(Stored records)
-----

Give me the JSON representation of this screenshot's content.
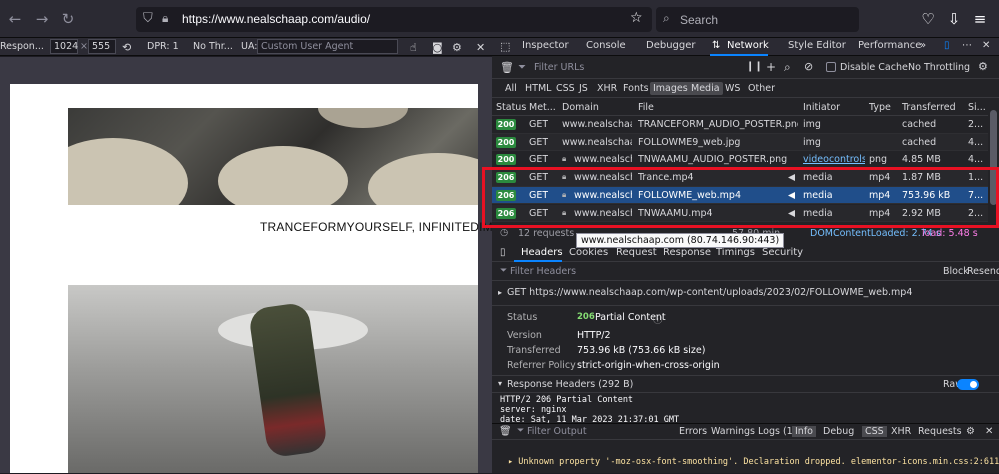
{
  "browser": {
    "url": "https://www.nealschaap.com/audio/",
    "search_placeholder": "Search"
  },
  "rdm": {
    "device": "Respon...",
    "width": "1024",
    "times": "×",
    "height": "555",
    "dpr": "DPR: 1",
    "throttle": "No Thr...",
    "ua_label": "UA:",
    "ua_placeholder": "Custom User Agent"
  },
  "page": {
    "caption": "TRANCEFORMYOURSELF, INFINITEDIMENS"
  },
  "devtools": {
    "tabs": [
      "Inspector",
      "Console",
      "Debugger",
      "Network",
      "Style Editor",
      "Performance"
    ],
    "selected_tab": "Network",
    "filter_placeholder": "Filter URLs",
    "disable_cache": "Disable Cache",
    "throttling": "No Throttling",
    "type_filters": [
      "All",
      "HTML",
      "CSS",
      "JS",
      "XHR",
      "Fonts",
      "Images",
      "Media",
      "WS",
      "Other"
    ],
    "active_filters": [
      "Images",
      "Media"
    ],
    "columns": [
      "Status",
      "Met...",
      "Domain",
      "File",
      "Initiator",
      "Type",
      "Transferred",
      "Si..."
    ],
    "rows": [
      {
        "status": "200",
        "method": "GET",
        "domain": "www.nealschaap.com",
        "file": "TRANCEFORM_AUDIO_POSTER.png",
        "initiator": "img",
        "type": "",
        "transferred": "cached",
        "size": "2...",
        "secure": false
      },
      {
        "status": "200",
        "method": "GET",
        "domain": "www.nealschaap.com",
        "file": "FOLLOWME9_web.jpg",
        "initiator": "img",
        "type": "",
        "transferred": "cached",
        "size": "4...",
        "secure": false
      },
      {
        "status": "200",
        "method": "GET",
        "domain": "www.nealsch...",
        "file": "TNWAAMU_AUDIO_POSTER.png",
        "initiator": "videocontrols...",
        "type": "png",
        "transferred": "4.85 MB",
        "size": "4...",
        "secure": true
      },
      {
        "status": "206",
        "method": "GET",
        "domain": "www.nealsch...",
        "file": "Trance.mp4",
        "initiator": "media",
        "type": "mp4",
        "transferred": "1.87 MB",
        "size": "1...",
        "secure": true
      },
      {
        "status": "206",
        "method": "GET",
        "domain": "www.nealsch...",
        "file": "FOLLOWME_web.mp4",
        "initiator": "media",
        "type": "mp4",
        "transferred": "753.96 kB",
        "size": "7...",
        "secure": true
      },
      {
        "status": "206",
        "method": "GET",
        "domain": "www.nealsch...",
        "file": "TNWAAMU.mp4",
        "initiator": "media",
        "type": "mp4",
        "transferred": "2.92 MB",
        "size": "2...",
        "secure": true
      }
    ],
    "summary": {
      "requests": "12 requests",
      "finish": "57.80 min",
      "dom": "DOMContentLoaded: 2.74 s",
      "load": "load: 5.48 s"
    },
    "tooltip": "www.nealschaap.com (80.74.146.90:443)",
    "detail_tabs": [
      "Headers",
      "Cookies",
      "Request",
      "Response",
      "Timings",
      "Security"
    ],
    "filter_headers": "Filter Headers",
    "block": "Block",
    "resend": "Resend",
    "request_line": "GET  https://www.nealschaap.com/wp-content/uploads/2023/02/FOLLOWME_web.mp4",
    "details": {
      "status_label": "Status",
      "status_code": "206",
      "status_text": "Partial Content",
      "version_label": "Version",
      "version": "HTTP/2",
      "transferred_label": "Transferred",
      "transferred": "753.96 kB (753.66 kB size)",
      "referrer_label": "Referrer Policy",
      "referrer": "strict-origin-when-cross-origin"
    },
    "response_headers": "Response Headers (292 B)",
    "raw_label": "Raw",
    "raw_lines": [
      "HTTP/2 206 Partial Content",
      "server: nginx",
      "date: Sat, 11 Mar 2023 21:37:01 GMT"
    ],
    "console": {
      "filter_placeholder": "Filter Output",
      "levels": [
        "Errors",
        "Warnings",
        "Logs (1)",
        "Info",
        "Debug",
        "CSS",
        "XHR",
        "Requests"
      ],
      "messages": [
        "▸ Unknown property '-moz-osx-font-smoothing'. Declaration dropped.   elementor-icons.min.css:2:611"
      ]
    }
  }
}
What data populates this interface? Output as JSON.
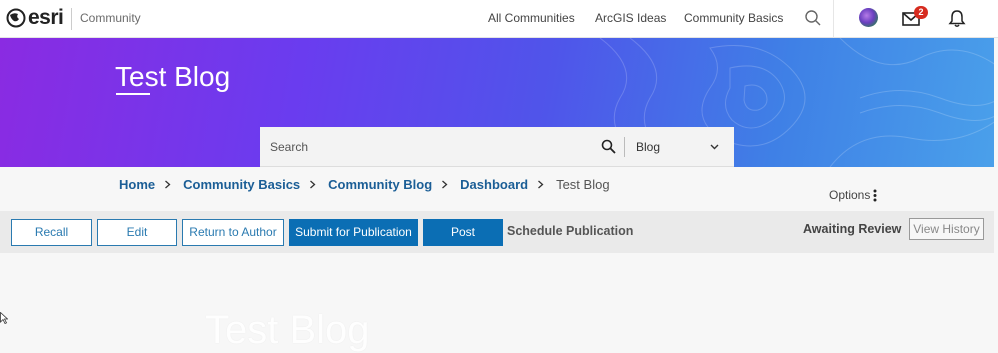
{
  "header": {
    "logo_text": "esri",
    "section": "Community",
    "nav": [
      "All Communities",
      "ArcGIS Ideas",
      "Community Basics"
    ],
    "mail_count": "2"
  },
  "hero": {
    "title": "Test Blog"
  },
  "search": {
    "placeholder": "Search",
    "scope": "Blog"
  },
  "breadcrumb": {
    "items": [
      "Home",
      "Community Basics",
      "Community Blog",
      "Dashboard"
    ],
    "current": "Test Blog"
  },
  "options_label": "Options",
  "actions": {
    "recall": "Recall",
    "edit": "Edit",
    "return_to_author": "Return to Author",
    "submit": "Submit for Publication",
    "post": "Post",
    "schedule": "Schedule Publication",
    "status": "Awaiting Review",
    "view_history": "View History"
  },
  "article": {
    "title": "Test Blog"
  },
  "colors": {
    "brand_blue": "#0b6eb4",
    "link_blue": "#1b5e96",
    "badge_red": "#d62b1f"
  }
}
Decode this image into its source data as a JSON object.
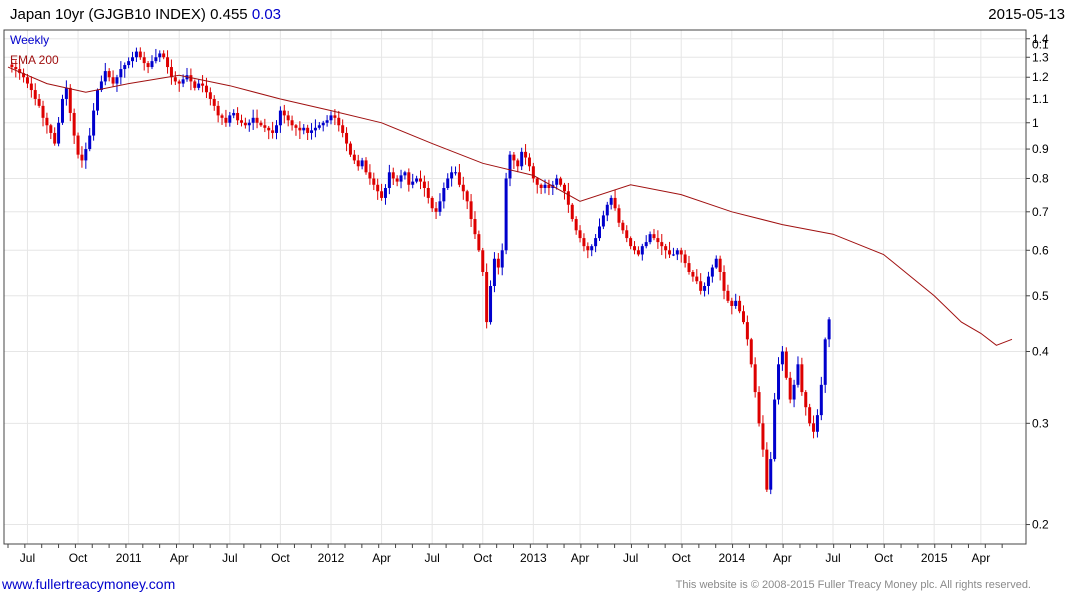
{
  "header": {
    "title": "Japan 10yr (GJGB10 INDEX)",
    "last": "0.455",
    "change": "0.03",
    "date": "2015-05-13"
  },
  "footer": {
    "site": "www.fullertreacymoney.com",
    "copyright": "This website is © 2008-2015 Fuller Treacy Money plc. All rights reserved."
  },
  "colors": {
    "up": "#0000cc",
    "down": "#dd0000",
    "ema": "#a01010",
    "grid": "#e6e6e6"
  },
  "chart_data": {
    "type": "candlestick",
    "title": "Japan 10yr (GJGB10 INDEX)",
    "period_label": "Weekly",
    "y_scale": "log",
    "ylim": [
      0.185,
      1.45
    ],
    "y_ticks": [
      0.2,
      0.3,
      0.4,
      0.5,
      0.6,
      0.7,
      0.8,
      0.9,
      1,
      1.1,
      1.2,
      1.3,
      1.4
    ],
    "y_tick_labels": [
      "0.2",
      "0.3",
      "0.4",
      "0.5",
      "0.6",
      "0.7",
      "0.8",
      "0.9",
      "1",
      "1.1",
      "1.2",
      "1.3",
      "1.4"
    ],
    "last_marker": "0.1",
    "x_labels": [
      "Jul",
      "Oct",
      "2011",
      "Apr",
      "Jul",
      "Oct",
      "2012",
      "Apr",
      "Jul",
      "Oct",
      "2013",
      "Apr",
      "Jul",
      "Oct",
      "2014",
      "Apr",
      "Jul",
      "Oct",
      "2015",
      "Apr"
    ],
    "x_label_weeks": [
      5,
      18,
      31,
      44,
      57,
      70,
      83,
      96,
      109,
      122,
      135,
      147,
      160,
      173,
      186,
      199,
      212,
      225,
      238,
      250
    ],
    "x_range_weeks": [
      0,
      258
    ],
    "close_weekly": [
      1.25,
      1.24,
      1.22,
      1.2,
      1.17,
      1.14,
      1.1,
      1.07,
      1.02,
      0.99,
      0.96,
      0.92,
      1.0,
      1.1,
      1.15,
      1.04,
      0.95,
      0.88,
      0.86,
      0.9,
      0.95,
      1.05,
      1.14,
      1.18,
      1.23,
      1.2,
      1.17,
      1.2,
      1.24,
      1.26,
      1.28,
      1.3,
      1.33,
      1.3,
      1.27,
      1.25,
      1.28,
      1.3,
      1.32,
      1.3,
      1.25,
      1.2,
      1.18,
      1.17,
      1.19,
      1.21,
      1.18,
      1.15,
      1.17,
      1.16,
      1.13,
      1.1,
      1.07,
      1.03,
      1.02,
      1.0,
      1.03,
      1.04,
      1.01,
      1.0,
      0.99,
      1.0,
      1.02,
      1.0,
      0.99,
      0.98,
      0.97,
      0.96,
      0.99,
      1.05,
      1.03,
      1.01,
      0.99,
      0.98,
      0.97,
      0.98,
      0.96,
      0.97,
      0.98,
      0.99,
      1.0,
      1.01,
      1.03,
      1.02,
      0.99,
      0.96,
      0.92,
      0.88,
      0.86,
      0.84,
      0.86,
      0.82,
      0.8,
      0.78,
      0.76,
      0.74,
      0.77,
      0.82,
      0.8,
      0.79,
      0.81,
      0.82,
      0.78,
      0.79,
      0.8,
      0.79,
      0.77,
      0.74,
      0.71,
      0.7,
      0.73,
      0.77,
      0.8,
      0.82,
      0.82,
      0.78,
      0.76,
      0.73,
      0.68,
      0.64,
      0.6,
      0.55,
      0.45,
      0.52,
      0.58,
      0.56,
      0.6,
      0.8,
      0.88,
      0.86,
      0.84,
      0.89,
      0.87,
      0.84,
      0.8,
      0.78,
      0.77,
      0.78,
      0.77,
      0.78,
      0.8,
      0.78,
      0.76,
      0.72,
      0.68,
      0.65,
      0.63,
      0.61,
      0.6,
      0.61,
      0.63,
      0.66,
      0.69,
      0.72,
      0.74,
      0.71,
      0.67,
      0.65,
      0.63,
      0.61,
      0.6,
      0.59,
      0.61,
      0.62,
      0.64,
      0.63,
      0.62,
      0.61,
      0.6,
      0.59,
      0.59,
      0.6,
      0.59,
      0.57,
      0.55,
      0.54,
      0.53,
      0.51,
      0.52,
      0.54,
      0.56,
      0.58,
      0.55,
      0.51,
      0.49,
      0.48,
      0.49,
      0.47,
      0.45,
      0.42,
      0.38,
      0.34,
      0.3,
      0.27,
      0.23,
      0.26,
      0.33,
      0.38,
      0.4,
      0.36,
      0.33,
      0.35,
      0.38,
      0.34,
      0.32,
      0.3,
      0.29,
      0.31,
      0.35,
      0.42,
      0.455
    ],
    "series": [
      {
        "name": "EMA 200",
        "values_at_weeks": [
          [
            0,
            1.25
          ],
          [
            10,
            1.17
          ],
          [
            20,
            1.13
          ],
          [
            31,
            1.17
          ],
          [
            44,
            1.21
          ],
          [
            57,
            1.16
          ],
          [
            70,
            1.1
          ],
          [
            83,
            1.05
          ],
          [
            96,
            1.0
          ],
          [
            109,
            0.92
          ],
          [
            122,
            0.85
          ],
          [
            135,
            0.81
          ],
          [
            147,
            0.73
          ],
          [
            160,
            0.78
          ],
          [
            173,
            0.75
          ],
          [
            186,
            0.7
          ],
          [
            199,
            0.665
          ],
          [
            212,
            0.64
          ],
          [
            225,
            0.59
          ],
          [
            238,
            0.5
          ],
          [
            245,
            0.45
          ],
          [
            250,
            0.43
          ],
          [
            254,
            0.41
          ],
          [
            258,
            0.42
          ]
        ]
      }
    ]
  }
}
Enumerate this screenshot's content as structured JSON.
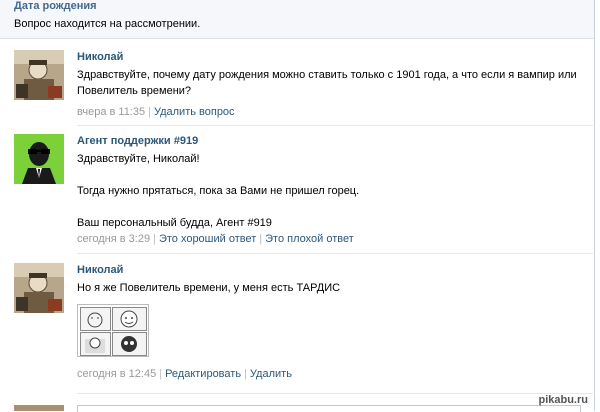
{
  "question": {
    "title": "Дата рождения",
    "status": "Вопрос находится на рассмотрении."
  },
  "messages": [
    {
      "author": "Николай",
      "lines": [
        "Здравствуйте, почему дату рождения можно ставить только с 1901 года, а что если я вампир или Повелитель времени?"
      ],
      "time": "вчера в 11:35",
      "actions": [
        "Удалить вопрос"
      ]
    },
    {
      "author": "Агент поддержки #919",
      "lines": [
        "Здравствуйте, Николай!",
        "",
        "Тогда нужно прятаться, пока за Вами не пришел горец.",
        "",
        "Ваш персональный будда, Агент #919"
      ],
      "time": "сегодня в 3:29",
      "actions": [
        "Это хороший ответ",
        "Это плохой ответ"
      ]
    },
    {
      "author": "Николай",
      "lines": [
        "Но я же Повелитель времени, у меня есть ТАРДИС"
      ],
      "time": "сегодня в 12:45",
      "actions": [
        "Редактировать",
        "Удалить"
      ]
    }
  ],
  "watermark": "pikabu.ru",
  "colors": {
    "link": "#2b587a",
    "header_title": "#45688e",
    "header_bg": "#f5f7fa",
    "agent_avatar_bg": "#7cd13a"
  }
}
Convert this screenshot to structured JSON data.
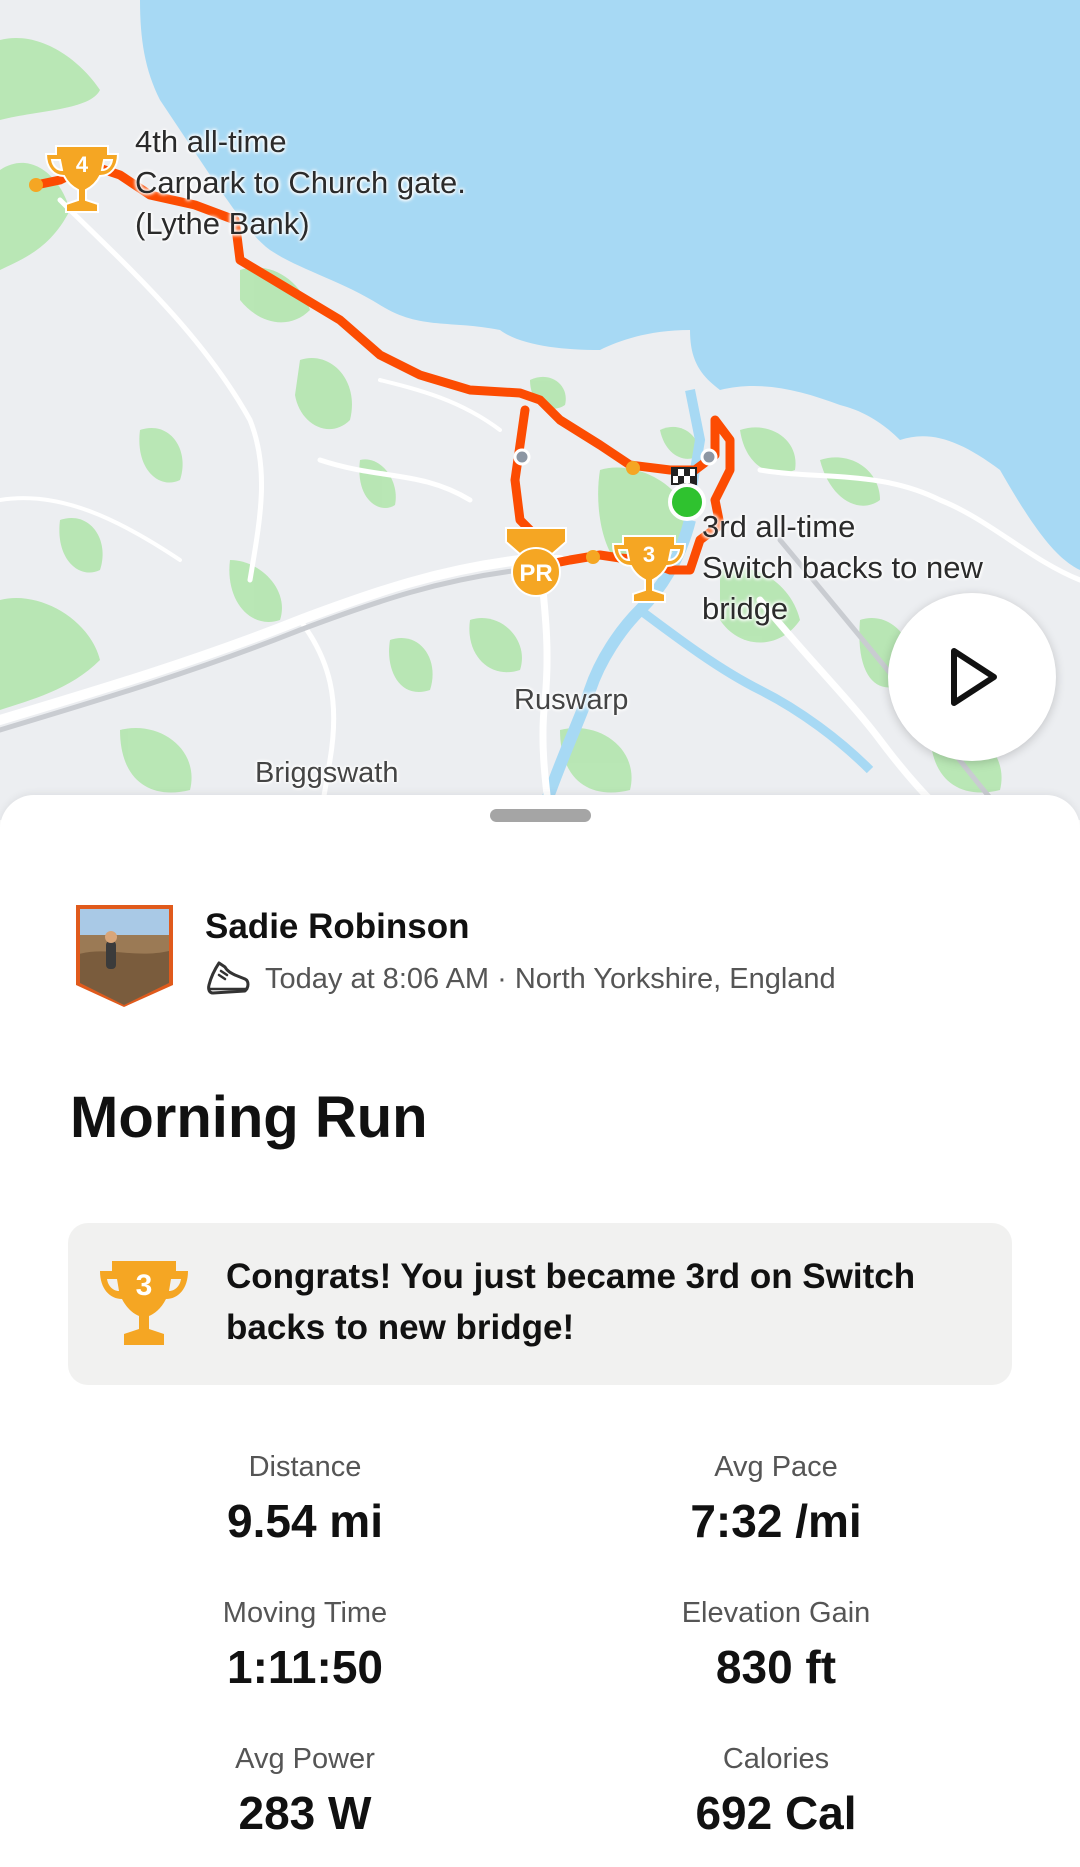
{
  "map": {
    "place_labels": [
      "Ruswarp",
      "Briggswath"
    ],
    "segments": [
      {
        "rank_badge": "4",
        "line1": "4th all-time",
        "line2": "Carpark to Church gate.",
        "line3": "(Lythe Bank)"
      },
      {
        "rank_badge": "3",
        "line1": "3rd all-time",
        "line2": "Switch backs to new",
        "line3": "bridge"
      }
    ],
    "pr_badge": "PR",
    "route_color": "#fc4c02",
    "trophy_color": "#f5a623",
    "sea_color": "#a7d9f4",
    "green_color": "#b6e6b1"
  },
  "athlete": {
    "name": "Sadie Robinson",
    "meta": "Today at 8:06 AM · North Yorkshire, England",
    "activity_icon": "running-shoe-icon"
  },
  "activity": {
    "title": "Morning Run"
  },
  "achievement": {
    "rank_badge": "3",
    "text": "Congrats! You just became 3rd on Switch backs to new bridge!"
  },
  "stats": [
    {
      "label": "Distance",
      "value": "9.54 mi"
    },
    {
      "label": "Avg Pace",
      "value": "7:32 /mi"
    },
    {
      "label": "Moving Time",
      "value": "1:11:50"
    },
    {
      "label": "Elevation Gain",
      "value": "830 ft"
    },
    {
      "label": "Avg Power",
      "value": "283 W"
    },
    {
      "label": "Calories",
      "value": "692 Cal"
    }
  ]
}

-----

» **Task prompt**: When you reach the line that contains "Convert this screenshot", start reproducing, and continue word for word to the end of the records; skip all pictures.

» **Answer section**:
Convert this screenshot to structured JSON data.
{
  "map": {
    "place_labels": [
      "Ruswarp",
      "Briggswath"
    ],
    "segments": [
      {
        "rank_badge": "4",
        "line1": "4th all-time",
        "line2": "Carpark to Church gate.",
        "line3": "(Lythe Bank)"
      },
      {
        "rank_badge": "3",
        "line1": "3rd all-time",
        "line2": "Switch backs to new",
        "line3": "bridge"
      }
    ],
    "pr_badge": "PR",
    "route_color": "#fc4c02",
    "trophy_color": "#f5a623",
    "sea_color": "#a7d9f4",
    "green_color": "#b6e6b1"
  },
  "athlete": {
    "name": "Sadie Robinson",
    "meta": "Today at 8:06 AM · North Yorkshire, England",
    "activity_icon": "running-shoe-icon"
  },
  "activity": {
    "title": "Morning Run"
  },
  "achievement": {
    "rank_badge": "3",
    "text": "Congrats! You just became 3rd on Switch backs to new bridge!"
  },
  "stats": [
    {
      "label": "Distance",
      "value": "9.54 mi"
    },
    {
      "label": "Avg Pace",
      "value": "7:32 /mi"
    },
    {
      "label": "Moving Time",
      "value": "1:11:50"
    },
    {
      "label": "Elevation Gain",
      "value": "830 ft"
    },
    {
      "label": "Avg Power",
      "value": "283 W"
    },
    {
      "label": "Calories",
      "value": "692 Cal"
    }
  ]
}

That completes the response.